Backers of the bill said it was needed to protect the state’s children. One lawmaker, state Sen. Kristina Roegner, disputed whether transgender people even exist: “There is no such thing as gender-affirming care. You can’t affirm something that doesn’t exist," she said.

Florida Gov. Ron DeSantis, whose state restricts gender-affirming care, also has said “a lot of the dysphoria resolves itself by the time” young people become adults.

Transgender advocates say not only are those kinds of statements false, but they also make the case for the urgency of the national survey.

“It is astounding that people can say things like that,” Renna said. ”That’s why you need this, why you need data − especially when what you are dealing with is not just ignorance: It is a concerted effort to erase transgender and nonbinary people.”

A 'coordinated campaign that is good at confusing people'

Heng-Lehtinen says many of the anti-transgender policies in states are based on “fearmongering” to “exploit the public’s relative unfamiliarity with transgender people.”

Some organizations use names that appear to be legitimate and can mislead the public, Hoge said, citing one such example: The American College of Pediatricians (ACPeds), which has a name similar to the American Academy of Pediatrics (AAP).

AAP, which was founded in 1930 and has about 67,000 members, is a major medical association and one that supports gender-affirming care.

ACPeds, which was founded in 2002 and says it has about 600 members, has been designated an anti-LGBTQ hate group by the Southern Poverty Law Center. The group links gender incongruence on its website with mental illness.

When asked to comment on whether the national transgender survey refutes claims made by ACPeds, past president Quentin Van Meter said the group supports the belief that “realigning the personal identity and physical body to accommodate an incongruent gender identity” in youths can cause harm.

Other major medical groups – from the American Medical Association to the American Psychiatric Association – disagree and have lined up in support of gender-affirming care and against bills that criminalize it in recent years.

Hoge says it is a pivotal time to call out entities that push debunked science. “There is a very coordinated and strategic campaign that is good at confusing people. You have these very confusing named organizations that sound reputable,” she said. “But it’s connected to a larger movement that has strong ties to anti-LGBTQ sentiments.”

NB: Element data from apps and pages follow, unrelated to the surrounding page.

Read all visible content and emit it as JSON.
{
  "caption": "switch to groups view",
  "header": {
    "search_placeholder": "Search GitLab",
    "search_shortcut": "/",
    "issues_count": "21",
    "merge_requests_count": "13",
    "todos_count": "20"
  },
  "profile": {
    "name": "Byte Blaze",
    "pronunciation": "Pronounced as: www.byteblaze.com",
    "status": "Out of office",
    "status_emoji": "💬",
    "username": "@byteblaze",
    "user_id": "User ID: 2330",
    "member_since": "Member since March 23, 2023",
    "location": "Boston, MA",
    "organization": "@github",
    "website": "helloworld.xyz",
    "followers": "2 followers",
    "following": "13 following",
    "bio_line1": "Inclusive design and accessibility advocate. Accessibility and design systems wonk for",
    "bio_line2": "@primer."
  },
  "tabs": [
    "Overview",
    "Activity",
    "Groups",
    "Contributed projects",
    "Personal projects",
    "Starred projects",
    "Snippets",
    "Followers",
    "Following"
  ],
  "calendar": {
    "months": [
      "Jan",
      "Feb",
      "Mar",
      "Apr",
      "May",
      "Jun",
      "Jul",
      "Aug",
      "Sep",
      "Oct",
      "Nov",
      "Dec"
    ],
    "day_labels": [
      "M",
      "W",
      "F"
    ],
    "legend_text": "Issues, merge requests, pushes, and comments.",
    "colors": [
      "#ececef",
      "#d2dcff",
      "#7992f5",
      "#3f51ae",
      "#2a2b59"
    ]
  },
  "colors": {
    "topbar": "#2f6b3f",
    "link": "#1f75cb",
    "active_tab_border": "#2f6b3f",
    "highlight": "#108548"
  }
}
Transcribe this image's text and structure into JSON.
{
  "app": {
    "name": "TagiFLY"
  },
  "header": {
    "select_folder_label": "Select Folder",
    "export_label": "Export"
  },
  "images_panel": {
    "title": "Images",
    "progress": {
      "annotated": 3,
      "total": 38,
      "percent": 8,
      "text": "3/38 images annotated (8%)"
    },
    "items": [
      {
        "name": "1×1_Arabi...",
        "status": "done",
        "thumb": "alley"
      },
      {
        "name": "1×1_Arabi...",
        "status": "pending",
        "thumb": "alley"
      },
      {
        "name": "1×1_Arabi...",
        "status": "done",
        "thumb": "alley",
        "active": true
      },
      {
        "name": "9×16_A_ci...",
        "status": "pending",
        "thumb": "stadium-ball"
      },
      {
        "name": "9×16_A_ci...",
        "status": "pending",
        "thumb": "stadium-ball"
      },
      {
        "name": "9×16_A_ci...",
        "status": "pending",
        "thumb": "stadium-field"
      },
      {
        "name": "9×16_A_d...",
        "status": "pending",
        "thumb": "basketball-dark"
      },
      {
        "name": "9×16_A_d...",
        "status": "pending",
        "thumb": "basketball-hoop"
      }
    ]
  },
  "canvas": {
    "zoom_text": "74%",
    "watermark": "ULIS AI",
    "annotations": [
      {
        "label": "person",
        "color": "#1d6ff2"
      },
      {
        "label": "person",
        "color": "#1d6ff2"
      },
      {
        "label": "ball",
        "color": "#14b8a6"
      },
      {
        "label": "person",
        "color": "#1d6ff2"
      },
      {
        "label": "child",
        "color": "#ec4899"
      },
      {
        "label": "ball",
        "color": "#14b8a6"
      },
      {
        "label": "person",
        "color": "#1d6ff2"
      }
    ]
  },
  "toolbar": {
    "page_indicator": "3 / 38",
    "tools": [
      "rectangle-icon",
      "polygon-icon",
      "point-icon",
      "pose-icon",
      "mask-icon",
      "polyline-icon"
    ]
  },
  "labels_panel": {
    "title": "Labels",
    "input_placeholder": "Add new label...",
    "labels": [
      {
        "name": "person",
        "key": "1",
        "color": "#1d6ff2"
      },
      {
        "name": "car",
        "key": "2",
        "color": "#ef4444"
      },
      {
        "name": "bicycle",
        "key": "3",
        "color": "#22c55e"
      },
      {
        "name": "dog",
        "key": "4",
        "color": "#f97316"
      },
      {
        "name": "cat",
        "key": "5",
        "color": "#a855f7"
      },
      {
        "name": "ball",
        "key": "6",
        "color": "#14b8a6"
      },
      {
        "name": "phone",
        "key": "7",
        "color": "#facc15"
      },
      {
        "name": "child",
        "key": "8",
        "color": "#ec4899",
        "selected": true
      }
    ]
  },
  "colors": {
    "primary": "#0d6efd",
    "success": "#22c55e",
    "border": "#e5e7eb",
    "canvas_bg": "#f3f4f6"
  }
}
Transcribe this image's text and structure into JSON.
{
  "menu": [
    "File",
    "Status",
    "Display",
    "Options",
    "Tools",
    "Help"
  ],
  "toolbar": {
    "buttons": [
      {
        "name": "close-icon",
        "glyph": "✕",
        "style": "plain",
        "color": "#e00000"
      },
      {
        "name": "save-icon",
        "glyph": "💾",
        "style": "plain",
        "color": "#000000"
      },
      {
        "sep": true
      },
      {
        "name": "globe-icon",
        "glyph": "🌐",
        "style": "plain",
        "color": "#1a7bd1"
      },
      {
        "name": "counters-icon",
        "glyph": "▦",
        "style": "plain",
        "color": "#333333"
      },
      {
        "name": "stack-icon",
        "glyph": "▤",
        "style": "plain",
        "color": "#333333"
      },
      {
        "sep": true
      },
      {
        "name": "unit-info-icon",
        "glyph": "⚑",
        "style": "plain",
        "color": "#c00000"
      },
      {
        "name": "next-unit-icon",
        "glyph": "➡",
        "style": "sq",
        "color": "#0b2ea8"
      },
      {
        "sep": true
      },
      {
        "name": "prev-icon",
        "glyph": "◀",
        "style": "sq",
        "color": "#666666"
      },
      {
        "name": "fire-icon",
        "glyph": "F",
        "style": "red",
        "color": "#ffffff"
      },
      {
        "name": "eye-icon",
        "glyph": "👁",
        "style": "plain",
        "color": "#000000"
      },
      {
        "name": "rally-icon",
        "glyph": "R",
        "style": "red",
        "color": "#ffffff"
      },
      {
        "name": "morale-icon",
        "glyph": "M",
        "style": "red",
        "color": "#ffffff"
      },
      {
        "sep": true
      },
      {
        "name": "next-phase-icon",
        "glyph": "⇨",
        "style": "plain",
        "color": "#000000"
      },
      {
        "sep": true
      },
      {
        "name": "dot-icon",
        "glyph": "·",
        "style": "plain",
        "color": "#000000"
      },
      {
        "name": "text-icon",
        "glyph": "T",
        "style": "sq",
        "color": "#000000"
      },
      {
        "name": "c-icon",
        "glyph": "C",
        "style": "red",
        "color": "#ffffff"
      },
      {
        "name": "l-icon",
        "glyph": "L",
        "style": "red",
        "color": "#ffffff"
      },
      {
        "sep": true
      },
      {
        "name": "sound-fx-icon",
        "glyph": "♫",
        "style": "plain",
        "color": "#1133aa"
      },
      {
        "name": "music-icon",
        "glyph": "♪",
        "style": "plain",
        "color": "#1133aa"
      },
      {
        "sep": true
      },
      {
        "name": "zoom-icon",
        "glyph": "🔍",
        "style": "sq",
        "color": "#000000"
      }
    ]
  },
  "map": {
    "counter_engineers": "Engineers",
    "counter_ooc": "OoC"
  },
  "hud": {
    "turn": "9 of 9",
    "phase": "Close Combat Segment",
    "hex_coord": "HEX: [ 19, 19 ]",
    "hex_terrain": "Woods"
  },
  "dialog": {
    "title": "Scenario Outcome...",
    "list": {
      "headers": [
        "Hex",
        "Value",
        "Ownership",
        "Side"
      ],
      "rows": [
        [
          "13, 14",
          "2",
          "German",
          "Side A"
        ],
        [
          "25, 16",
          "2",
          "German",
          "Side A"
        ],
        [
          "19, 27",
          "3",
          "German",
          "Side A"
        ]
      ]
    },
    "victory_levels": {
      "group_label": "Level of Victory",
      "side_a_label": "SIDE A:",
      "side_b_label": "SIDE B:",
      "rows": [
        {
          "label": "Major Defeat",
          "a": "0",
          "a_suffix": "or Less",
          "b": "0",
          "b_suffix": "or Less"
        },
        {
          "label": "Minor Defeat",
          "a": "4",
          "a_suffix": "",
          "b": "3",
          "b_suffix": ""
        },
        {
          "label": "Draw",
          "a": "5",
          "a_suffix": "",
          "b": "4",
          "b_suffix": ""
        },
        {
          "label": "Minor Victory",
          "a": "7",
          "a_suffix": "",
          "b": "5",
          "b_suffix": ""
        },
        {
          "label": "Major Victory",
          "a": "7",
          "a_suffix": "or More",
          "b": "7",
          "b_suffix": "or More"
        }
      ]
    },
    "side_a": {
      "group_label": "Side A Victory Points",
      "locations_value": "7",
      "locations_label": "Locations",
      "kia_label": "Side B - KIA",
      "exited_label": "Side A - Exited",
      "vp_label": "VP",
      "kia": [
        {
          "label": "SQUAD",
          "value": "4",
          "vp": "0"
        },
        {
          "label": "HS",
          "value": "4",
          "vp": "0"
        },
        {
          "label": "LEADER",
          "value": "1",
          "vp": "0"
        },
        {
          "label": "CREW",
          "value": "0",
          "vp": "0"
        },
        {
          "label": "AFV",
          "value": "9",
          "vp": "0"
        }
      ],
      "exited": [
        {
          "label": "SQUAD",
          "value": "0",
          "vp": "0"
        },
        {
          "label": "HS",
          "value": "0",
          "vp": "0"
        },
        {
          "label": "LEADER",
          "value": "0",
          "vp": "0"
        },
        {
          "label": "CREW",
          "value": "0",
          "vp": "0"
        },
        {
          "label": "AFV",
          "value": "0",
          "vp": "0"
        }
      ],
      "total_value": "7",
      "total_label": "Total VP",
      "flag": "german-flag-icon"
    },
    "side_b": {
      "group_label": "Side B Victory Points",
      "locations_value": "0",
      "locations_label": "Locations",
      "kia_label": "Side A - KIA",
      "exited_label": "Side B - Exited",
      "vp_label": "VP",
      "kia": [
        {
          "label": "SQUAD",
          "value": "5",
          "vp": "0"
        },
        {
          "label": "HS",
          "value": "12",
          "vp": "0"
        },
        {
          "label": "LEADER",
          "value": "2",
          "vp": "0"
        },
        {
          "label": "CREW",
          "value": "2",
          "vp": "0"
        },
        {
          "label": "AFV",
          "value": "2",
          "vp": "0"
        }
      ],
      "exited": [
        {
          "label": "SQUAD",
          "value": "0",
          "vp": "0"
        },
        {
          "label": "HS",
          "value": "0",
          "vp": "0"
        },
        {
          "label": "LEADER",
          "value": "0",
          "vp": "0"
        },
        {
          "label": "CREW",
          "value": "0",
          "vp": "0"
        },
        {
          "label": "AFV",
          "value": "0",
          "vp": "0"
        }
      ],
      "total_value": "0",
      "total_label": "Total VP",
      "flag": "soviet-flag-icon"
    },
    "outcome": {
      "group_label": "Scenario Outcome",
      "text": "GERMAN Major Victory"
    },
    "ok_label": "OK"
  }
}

Misinformation 'dehumanizes' transgender people

Holmes left his South Carolina roots for Ohio in 2020. The Dayton resident says he has been fortunate to find resources to help with his transition, from medical to legal.

Believing people’s stories is crucial, Holmes says. He recalls his first meeting with an endocrinologist who told him to “just talk” – which he did for almost an hour. The doctor then told him: “I believe you, and I’m going to help you.”

He also points to “misconceptions” about what it means to be transgender. “We aren’t a monolith. Who I am as a person is not the same as some of my other trans siblings.”

Holmes says he knows there are times when he is the first transgender person someone has met, and his motto is just to “be human to them.” He will hear a familiar response of “well I didn’t know.” His answer: “You aren’t supposed to know.”

That is why the national transgender survey is so significant, he said. Misinformation “dehumanizes us,” he said. “When we can come together and respect and value each other, this is what this does: We have people that are happy. If can make this path, this road a little bit easier for this person, let’s do it. Let people have experiences they thought they could never have.”

This article originally appeared on USA TODAY: Transgender survey: Can the largest ever rebuke myths, misinformation?